Mr. Houck came early to the Sangamon Valley while it was still a wilderness without many inhabitants. He came before the land was surveyed so his fields stretched from the big sycamore tree to the east, to the large cottonwood on the creek bank to the west. All the land in between and up to the foothills to the south was his.
With a team of oxen he plowed under the marshy wild onion plants and the willow sprouts. He planted it in corn and the corn did abundantly well.
He watched the spring rains come, and the Sangamon River overflowed its banks and covered his fields.
Mr. Houck was a patient man. He watched the water recede and after the floodwaters were gone he noticed a thick layer of mud covering his fields. It was the richest mud he had ever seen. It was good topsoil from the river bottom land. When the season was right he plowed it under and grew the best crop of corn and wheat in the whole river valley. Instead of the flood being a detriment it was a boon to him.
Mr. Houck prospered and bought land to the east toward the rising sun. He bought hill ground to the south that was good pasture for his horses, cattle and hogs. It was good for his sheep too.
There were freshwater springs that fed into creeks that flowed from the hollows and provided ample water for the livestock.
The community was growing. There was now a school and a church, both of them fine brick structures. They had a manse for the preacher to live in. It wasn’t long before a blacksmith opened a shop, and they had a name. It was Hickory Precinct.

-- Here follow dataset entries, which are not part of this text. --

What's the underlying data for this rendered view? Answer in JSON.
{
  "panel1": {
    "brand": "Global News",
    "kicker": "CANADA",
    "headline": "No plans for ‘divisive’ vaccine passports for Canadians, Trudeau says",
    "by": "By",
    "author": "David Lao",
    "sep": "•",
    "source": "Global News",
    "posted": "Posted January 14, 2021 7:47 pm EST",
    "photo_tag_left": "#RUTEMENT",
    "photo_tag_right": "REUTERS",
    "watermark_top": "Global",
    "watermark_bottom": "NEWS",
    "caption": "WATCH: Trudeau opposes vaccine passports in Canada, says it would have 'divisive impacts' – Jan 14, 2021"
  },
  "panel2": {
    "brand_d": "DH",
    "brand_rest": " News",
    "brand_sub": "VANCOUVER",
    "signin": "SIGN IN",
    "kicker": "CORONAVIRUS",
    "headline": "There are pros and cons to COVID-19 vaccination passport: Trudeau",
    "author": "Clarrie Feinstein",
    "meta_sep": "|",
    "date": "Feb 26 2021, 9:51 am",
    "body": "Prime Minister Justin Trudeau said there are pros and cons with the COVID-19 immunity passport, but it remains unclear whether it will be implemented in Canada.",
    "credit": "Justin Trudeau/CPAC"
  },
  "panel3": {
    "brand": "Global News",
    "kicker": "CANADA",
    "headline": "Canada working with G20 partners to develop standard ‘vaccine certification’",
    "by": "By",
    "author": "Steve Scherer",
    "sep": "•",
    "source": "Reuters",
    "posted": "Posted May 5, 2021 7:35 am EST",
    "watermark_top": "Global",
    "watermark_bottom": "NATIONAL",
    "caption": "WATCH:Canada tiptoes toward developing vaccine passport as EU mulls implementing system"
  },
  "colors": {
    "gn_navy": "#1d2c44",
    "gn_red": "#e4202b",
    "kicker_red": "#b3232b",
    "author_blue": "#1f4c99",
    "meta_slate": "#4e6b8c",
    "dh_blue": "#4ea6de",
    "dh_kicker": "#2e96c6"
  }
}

By now Mr. Houck had neighbors, good neighbors all around. He had a wife and children. He tended to his farming, to his livestock. The rains came. The sun shone and life was good.
Toward the end of the year when all the crops were harvested and put away, when the cattle and sheep were all fattened for winter, Mr. Houck had time to think about all his good fortune. He was a thoughtful man.
Toward Christmastime on a Sunday afternoon, he put on his suit, overcoat and bowler hat, hitched up his favorite driving mare to his Sunday rig, and trotted off down the road. He passed his neighbors. He went a mile or so past the church and school, then turned north and continued till he came to a lane that led him back to Elder Schaad’s place.
Mr. Schaad welcomed him. They had much to talk about farming in the Sangamon Valley. After awhile Mr. Houck reached to an inner pocket and brought out a check. “Spend it any way you want, just so long as it’s for the good of the church.” Mr. Schaad cordially thanked him and they shook hands. With that, he took his leave and his horse and rig disappeared up the lane.
This went on for several years as regularly as clockwork. Then one December day close to Christmas, Mr. Schaad could see Mr. Houck coming down the lane. Mr. Schaad’s curiosity got the best of him. He was perplexed because none of the Houcks attended the church. Mrs. Houck was not a member of the Missionary Society. Their children did not attend the Sunday school. Mr. Schaad had to ask. “Thank you very much, Mr. Houck, for the check, but what is the reason for your generosity with the church?”
In a moment Mr. Houck thoughtfully began to speak. “Well, you see, it’s like this, Mr. Schaad. I feel this valley is a better place for having the influence of the church here. The members of this church are my good neighbors, and I cannot ignore their benevolent presence.
“Each morning as I wake, I look over this bottomland from my upstairs window. I can see their farms, can see most of their homes, see many already out in their fields and I am thankful for this place where I live. The value of my life, and the value of this land I tend are greater for having your church nearby. I feel it’s a blessing.
“So you see, Mr. Schaad, when I explain my giving to the church as I have, I feel my contribution doesn’t quite balance with the goodness I receive. But do with it what you will till I can make it more.”
They shook hands, a thankful handshake. Mr. Houck climbed into his rig and with a “giddyup” disappeared up the lane. Mr. Schaad watched him till he was out of sight. “Merry Christmas, Mr. Houck,” he said in a whisper. “Merry Christmas to you.”
Roy L. French is proprietor of The Caraway Seed shop, on the courthouse square in Virginia, Ill. He is 77 years old and has written a Christmas memoir for Illinois Times every year for about 30 years. Publish America has agreed to publish a collection of his stories, many of which have appeared in Illinois Times, in 2011.